Crepes & Drapes
Released - 2nd November 1979
Catalogue Number (LP) - Arista ARTV3
UK Album Chart Position - 8
Weeks on Chart - 14
The band’s final album of the 1970s, ‘Crepes & Drapes’ was backed by television advertisement and heavy in-store promotion. The band had achieved two top 20 hits during the year, and were continuing to play sold out live shows all over the UK and Europe.
‘Crepes & Drapes’ is often considered to be the strongest record from Showaddywaddy’s original line up period.
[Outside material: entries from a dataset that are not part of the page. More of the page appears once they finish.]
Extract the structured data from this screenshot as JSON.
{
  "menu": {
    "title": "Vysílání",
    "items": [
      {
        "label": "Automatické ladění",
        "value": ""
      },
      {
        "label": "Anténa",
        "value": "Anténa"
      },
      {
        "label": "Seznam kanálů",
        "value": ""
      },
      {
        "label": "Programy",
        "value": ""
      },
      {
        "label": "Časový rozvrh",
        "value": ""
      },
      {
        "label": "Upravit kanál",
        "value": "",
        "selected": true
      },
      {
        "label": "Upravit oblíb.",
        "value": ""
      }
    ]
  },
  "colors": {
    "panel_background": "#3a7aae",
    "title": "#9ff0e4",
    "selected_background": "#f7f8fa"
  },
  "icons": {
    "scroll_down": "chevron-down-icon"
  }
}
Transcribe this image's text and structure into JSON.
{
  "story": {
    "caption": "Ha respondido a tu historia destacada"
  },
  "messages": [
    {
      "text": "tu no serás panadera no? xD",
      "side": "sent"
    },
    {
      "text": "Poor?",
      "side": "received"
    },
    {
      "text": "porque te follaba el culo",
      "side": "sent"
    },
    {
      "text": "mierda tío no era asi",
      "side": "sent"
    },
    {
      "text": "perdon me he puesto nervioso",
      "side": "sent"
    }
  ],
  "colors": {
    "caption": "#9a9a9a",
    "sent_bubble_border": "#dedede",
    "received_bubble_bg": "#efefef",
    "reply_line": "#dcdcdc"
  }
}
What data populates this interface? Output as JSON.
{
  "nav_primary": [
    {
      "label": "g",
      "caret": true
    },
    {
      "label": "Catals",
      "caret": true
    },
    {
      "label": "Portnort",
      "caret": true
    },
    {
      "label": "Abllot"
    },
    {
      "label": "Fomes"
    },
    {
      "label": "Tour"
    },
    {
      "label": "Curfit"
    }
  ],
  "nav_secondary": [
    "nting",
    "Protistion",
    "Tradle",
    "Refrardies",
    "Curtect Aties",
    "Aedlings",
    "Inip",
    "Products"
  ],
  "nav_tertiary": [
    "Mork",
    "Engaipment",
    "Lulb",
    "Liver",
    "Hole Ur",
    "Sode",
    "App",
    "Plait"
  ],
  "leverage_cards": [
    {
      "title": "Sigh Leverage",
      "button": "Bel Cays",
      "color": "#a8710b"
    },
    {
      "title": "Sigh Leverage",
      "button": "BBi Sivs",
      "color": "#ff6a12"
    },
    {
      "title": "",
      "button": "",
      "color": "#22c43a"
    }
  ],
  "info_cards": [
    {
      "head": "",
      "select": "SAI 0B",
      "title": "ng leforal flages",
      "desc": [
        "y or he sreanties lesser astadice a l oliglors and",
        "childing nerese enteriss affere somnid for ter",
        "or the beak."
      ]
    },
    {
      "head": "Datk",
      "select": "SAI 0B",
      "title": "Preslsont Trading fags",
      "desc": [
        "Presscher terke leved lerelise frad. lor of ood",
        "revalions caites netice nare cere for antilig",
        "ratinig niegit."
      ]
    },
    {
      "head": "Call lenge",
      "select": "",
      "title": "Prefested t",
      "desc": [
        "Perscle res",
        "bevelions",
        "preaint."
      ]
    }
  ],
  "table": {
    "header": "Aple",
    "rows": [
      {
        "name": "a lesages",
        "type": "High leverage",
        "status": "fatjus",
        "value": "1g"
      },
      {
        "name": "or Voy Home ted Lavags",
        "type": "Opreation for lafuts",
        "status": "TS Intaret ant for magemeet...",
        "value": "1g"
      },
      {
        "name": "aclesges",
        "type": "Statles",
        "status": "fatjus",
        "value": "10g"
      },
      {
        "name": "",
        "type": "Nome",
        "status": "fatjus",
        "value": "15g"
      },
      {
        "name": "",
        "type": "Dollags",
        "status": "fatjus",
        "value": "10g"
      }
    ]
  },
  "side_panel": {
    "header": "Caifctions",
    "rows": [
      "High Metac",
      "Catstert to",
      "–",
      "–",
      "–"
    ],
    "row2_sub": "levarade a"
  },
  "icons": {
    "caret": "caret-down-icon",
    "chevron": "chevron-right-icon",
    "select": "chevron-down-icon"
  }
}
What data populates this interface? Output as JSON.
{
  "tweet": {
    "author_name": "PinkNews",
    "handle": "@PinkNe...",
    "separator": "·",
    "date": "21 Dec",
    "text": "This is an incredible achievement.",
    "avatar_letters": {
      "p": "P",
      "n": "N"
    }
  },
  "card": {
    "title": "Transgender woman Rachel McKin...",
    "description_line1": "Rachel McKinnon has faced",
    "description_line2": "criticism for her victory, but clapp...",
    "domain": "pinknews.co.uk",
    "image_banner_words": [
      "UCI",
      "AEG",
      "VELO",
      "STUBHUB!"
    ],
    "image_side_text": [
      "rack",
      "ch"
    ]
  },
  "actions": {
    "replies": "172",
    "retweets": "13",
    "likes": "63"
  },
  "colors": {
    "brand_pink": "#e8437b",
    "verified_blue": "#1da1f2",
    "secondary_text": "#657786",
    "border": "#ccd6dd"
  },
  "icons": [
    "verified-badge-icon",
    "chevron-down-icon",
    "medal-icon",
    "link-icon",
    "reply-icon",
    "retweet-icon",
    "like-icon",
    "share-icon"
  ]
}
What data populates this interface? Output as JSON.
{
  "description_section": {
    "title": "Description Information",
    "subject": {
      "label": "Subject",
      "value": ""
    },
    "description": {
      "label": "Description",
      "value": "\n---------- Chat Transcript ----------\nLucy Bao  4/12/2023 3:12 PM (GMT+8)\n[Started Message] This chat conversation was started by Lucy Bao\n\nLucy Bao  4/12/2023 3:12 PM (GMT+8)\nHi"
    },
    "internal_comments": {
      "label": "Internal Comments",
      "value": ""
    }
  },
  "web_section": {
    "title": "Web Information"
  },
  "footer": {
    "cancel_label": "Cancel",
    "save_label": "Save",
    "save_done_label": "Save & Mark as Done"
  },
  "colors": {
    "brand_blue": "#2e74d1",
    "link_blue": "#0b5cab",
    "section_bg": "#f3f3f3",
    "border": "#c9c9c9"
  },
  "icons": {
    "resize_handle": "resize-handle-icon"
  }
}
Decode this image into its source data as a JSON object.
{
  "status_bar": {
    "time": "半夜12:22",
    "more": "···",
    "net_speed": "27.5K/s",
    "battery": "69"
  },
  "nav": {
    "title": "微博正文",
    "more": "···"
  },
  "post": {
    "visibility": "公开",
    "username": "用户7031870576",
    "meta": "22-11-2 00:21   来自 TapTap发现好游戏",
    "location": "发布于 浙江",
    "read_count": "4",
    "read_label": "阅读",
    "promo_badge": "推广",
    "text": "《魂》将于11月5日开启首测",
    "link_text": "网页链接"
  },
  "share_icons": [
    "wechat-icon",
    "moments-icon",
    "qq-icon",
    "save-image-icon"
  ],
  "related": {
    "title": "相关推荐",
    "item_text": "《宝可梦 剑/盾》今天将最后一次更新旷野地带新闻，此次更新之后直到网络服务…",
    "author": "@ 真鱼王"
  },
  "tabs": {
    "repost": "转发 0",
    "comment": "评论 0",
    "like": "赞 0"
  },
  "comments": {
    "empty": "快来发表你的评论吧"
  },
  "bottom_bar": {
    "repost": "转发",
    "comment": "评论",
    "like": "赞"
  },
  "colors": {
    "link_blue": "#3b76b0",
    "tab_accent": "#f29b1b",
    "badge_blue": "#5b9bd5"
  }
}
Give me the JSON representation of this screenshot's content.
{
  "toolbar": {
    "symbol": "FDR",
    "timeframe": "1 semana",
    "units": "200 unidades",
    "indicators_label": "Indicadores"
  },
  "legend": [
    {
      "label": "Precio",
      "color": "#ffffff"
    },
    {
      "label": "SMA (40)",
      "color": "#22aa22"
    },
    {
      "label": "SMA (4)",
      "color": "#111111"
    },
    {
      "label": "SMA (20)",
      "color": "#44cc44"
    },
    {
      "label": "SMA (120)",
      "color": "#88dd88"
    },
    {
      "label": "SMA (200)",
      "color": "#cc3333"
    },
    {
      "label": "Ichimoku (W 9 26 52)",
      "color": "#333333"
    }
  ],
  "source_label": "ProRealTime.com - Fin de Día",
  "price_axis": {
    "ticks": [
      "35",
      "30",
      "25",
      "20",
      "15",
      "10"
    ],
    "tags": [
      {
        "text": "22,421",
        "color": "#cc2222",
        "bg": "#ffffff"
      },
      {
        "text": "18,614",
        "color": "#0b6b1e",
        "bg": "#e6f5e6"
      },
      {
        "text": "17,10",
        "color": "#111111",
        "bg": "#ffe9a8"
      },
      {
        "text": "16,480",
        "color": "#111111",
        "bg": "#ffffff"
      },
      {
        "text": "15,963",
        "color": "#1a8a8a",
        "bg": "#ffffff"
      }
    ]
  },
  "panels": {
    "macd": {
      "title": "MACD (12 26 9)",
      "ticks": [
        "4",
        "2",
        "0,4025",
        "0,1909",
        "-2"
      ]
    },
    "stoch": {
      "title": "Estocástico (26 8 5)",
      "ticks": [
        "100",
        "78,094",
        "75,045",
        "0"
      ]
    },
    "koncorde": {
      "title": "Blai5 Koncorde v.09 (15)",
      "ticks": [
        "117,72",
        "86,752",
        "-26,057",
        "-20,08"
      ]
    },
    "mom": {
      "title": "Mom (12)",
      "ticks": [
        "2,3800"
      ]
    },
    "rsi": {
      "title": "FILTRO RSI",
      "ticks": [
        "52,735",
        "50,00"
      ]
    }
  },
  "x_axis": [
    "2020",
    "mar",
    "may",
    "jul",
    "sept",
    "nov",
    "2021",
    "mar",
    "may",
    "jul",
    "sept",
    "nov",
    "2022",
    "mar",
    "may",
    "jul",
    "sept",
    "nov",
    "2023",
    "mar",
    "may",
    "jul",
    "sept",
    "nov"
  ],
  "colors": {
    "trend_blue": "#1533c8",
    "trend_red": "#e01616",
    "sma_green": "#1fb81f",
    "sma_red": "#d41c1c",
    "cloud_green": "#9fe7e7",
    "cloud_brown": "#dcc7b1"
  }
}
An artistic sleeve saw the band’s pic moved to the rear cover instead, a still shot from the ‘Pretty Little Angel Eyes’ promo video.
Singles featured were ’Sweet Little Rock ’n’ Roller’, ‘A Night At Daddy Gee’s’ (which was released a couple of weeks before the LP), and ‘Remember Then’. Out of the three singles, the only b-side to feature on the album was the rocker ‘I Appreciate The Job’.
The rockier songs were wonderfully complemented by two ballads - ‘Lost’, which was almost released two year earlier on the ‘Red Star’ LP, and ‘Win Your Heart’ , and ‘Just A Country Boy’ was a delightful tribute to Elvis who had died just two years earlier.
‘That’s Alright With Me’ was pushed for a single release by the band instead of ‘…Daddy Gee’s’ which may have seen the band’s single chart career taking more of an upturn during this period.
Notwithstanding, ‘Crepes & Drapes’ was highly successful, but was to ultimately be the band’s last top-10 LP, attaining the number 8 position, and sitting on the album chart for three and a half months until February 1980.
‘Crepes & Drapes’ featured 4 original and 8 covers, a decision no doubt influenced by the band’s success with covers in the previous 3 or 4 years, as well as their punishing gig and promotional schedule leaving little time to compose and arrange original material.
1. Sweet Little Rock 'n' Roller
2. Sea Cruise
3. Just A Country Boy
5. That's Rock 'n' Roll
6. Twist & Shout
7. A Night At Daddy Gee's
8. Come On Let's Go
9. That's Alright With Me
10. I Appreciate The Job
11. Win Your Heart
12. Remember Then